A head injury is any sort of injury to your brain, skull, or scalp. This can range from a mild bump or bruise to a traumatic brain injury. Common head injuries include concussions, skull fractures, and scalp wounds.

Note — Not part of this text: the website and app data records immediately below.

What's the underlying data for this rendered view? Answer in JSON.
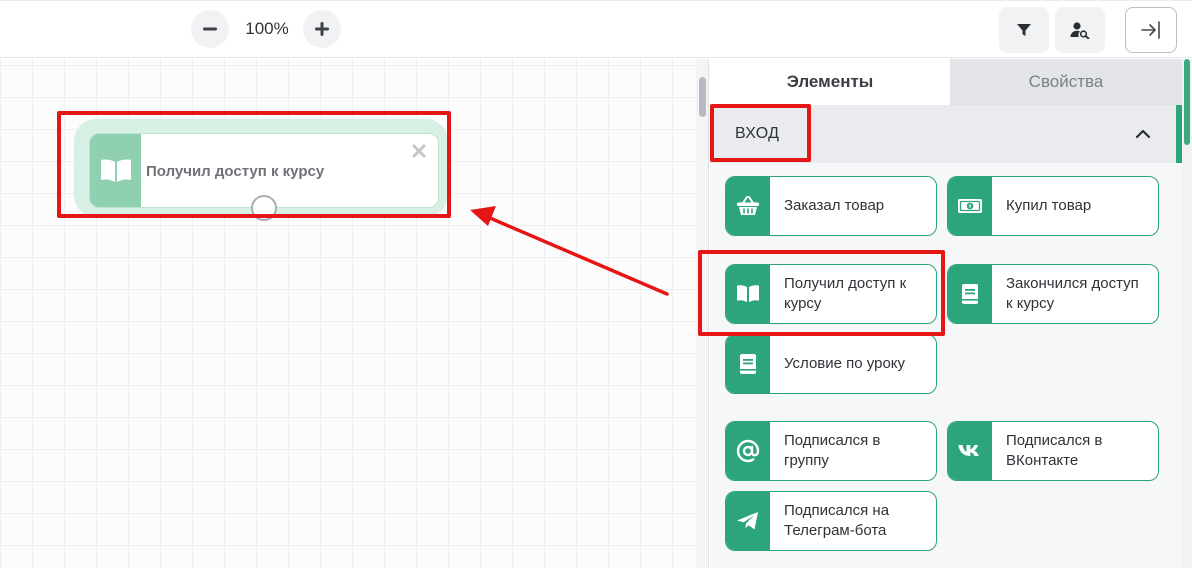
{
  "toolbar": {
    "zoom_level": "100%",
    "icons": {
      "zoom_out": "minus-icon",
      "zoom_in": "plus-icon",
      "filter": "filter-icon",
      "user_search": "user-search-icon",
      "collapse": "collapse-panel-icon"
    }
  },
  "canvas": {
    "node": {
      "label": "Получил доступ к курсу",
      "icon": "open-book-icon"
    }
  },
  "panel": {
    "tabs": [
      {
        "label": "Элементы",
        "active": true
      },
      {
        "label": "Свойства",
        "active": false
      }
    ],
    "section": {
      "title": "ВХОД",
      "expanded": true
    },
    "items": [
      {
        "label": "Заказал товар",
        "icon": "basket-icon"
      },
      {
        "label": "Купил товар",
        "icon": "banknote-icon"
      },
      {
        "label": "Получил доступ к курсу",
        "icon": "open-book-icon"
      },
      {
        "label": "Закончился доступ к курсу",
        "icon": "closed-book-icon"
      },
      {
        "label": "Условие по уроку",
        "icon": "closed-book-icon"
      },
      {
        "label": "Подписался в группу",
        "icon": "at-sign-icon"
      },
      {
        "label": "Подписался в ВКонтакте",
        "icon": "vk-icon"
      },
      {
        "label": "Подписался на Телеграм-бота",
        "icon": "telegram-icon"
      }
    ]
  },
  "colors": {
    "accent": "#2ca57a",
    "node_light": "#8ed0b0",
    "highlight": "#e61616"
  }
}
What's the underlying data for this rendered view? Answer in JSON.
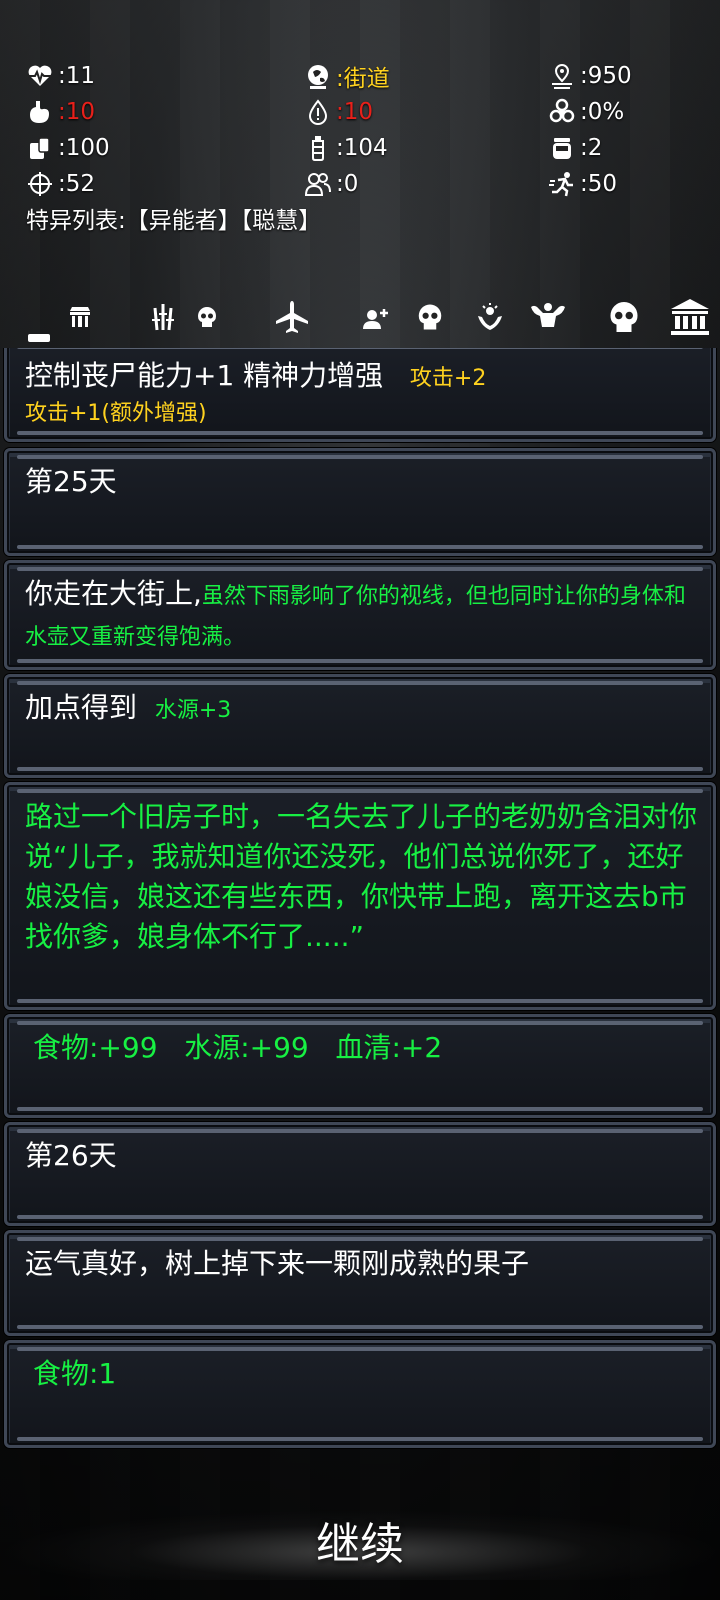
{
  "stats": {
    "hp": ":11",
    "location": ":街道",
    "distance": ":950",
    "hunger": ":10",
    "thirst": ":10",
    "infection": ":0%",
    "food": ":100",
    "water": ":104",
    "serum": ":2",
    "attack": ":52",
    "followers": ":0",
    "speed": ":50"
  },
  "special_list": "特异列表:【异能者】【聪慧】",
  "toolbar": {
    "icons": [
      "market-icon",
      "weapons-icon",
      "skull-small-icon",
      "plane-icon",
      "add-user-icon",
      "skull-icon",
      "healing-hands-icon",
      "muscle-icon",
      "skull-large-icon",
      "bank-icon"
    ]
  },
  "log": {
    "c1_main": "控制丧尸能力+1 精神力增强",
    "c1_extra": "攻击+2",
    "c1_line2": "攻击+1(额外增强)",
    "c2": "第25天",
    "c3_white": "你走在大街上,",
    "c3_green": "虽然下雨影响了你的视线，但也同时让你的身体和水壶又重新变得饱满。",
    "c4_white": "加点得到",
    "c4_green": "水源+3",
    "c5": "路过一个旧房子时，一名失去了儿子的老奶奶含泪对你说“儿子，我就知道你还没死，他们总说你死了，还好娘没信，娘这还有些东西，你快带上跑，离开这去b市找你爹，娘身体不行了.....”",
    "c6": "食物:+99   水源:+99   血清:+2",
    "c7": "第26天",
    "c8": "运气真好，树上掉下来一颗刚成熟的果子",
    "c9": "食物:1"
  },
  "continue_label": "继续",
  "colors": {
    "green": "#17f043",
    "yellow": "#ffd21f",
    "red": "#e8201a"
  }
}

Head and brain injuries can occur when the head strikes the steering wheel or windshield, or when the brain is thrown forwards and backwards inside the skull from the force of the collision. These injuries can be open or closed head injuries, and can range from mild concussion to a traumatic brain injury. After a head trauma, a person can suffer primary or secondary injuries. Primary injuries result immediately from the trauma, and secondary injuries, being an indirect result of the trauma, will manifest symptoms and complications over a period of time. Physical symptoms of brain injuries may include loss or change in consciousness, headaches, nausea, vomiting, tinnitus, seizures, swelling in the scalp, fatigue, and poor balance. Cognitive symptoms of brain injuries may include confusion, trouble with concentration, memory loss, slower thinking, and trouble solving problems. Behavior impairments may include mood swings, mania, inflexibility, depression, anxiety, obsessive-compulsive symptoms, lack of empathy, and lack of motivation. It is important that these symptoms be identified early so that treatment can begin as soon as possible, to give you the best chance of recovering from your injuries. Often family members or loved ones will notice something is different about the injured person, and it is important that this collateral information is relayed to the doctors. The injured person may not be aware of the changes.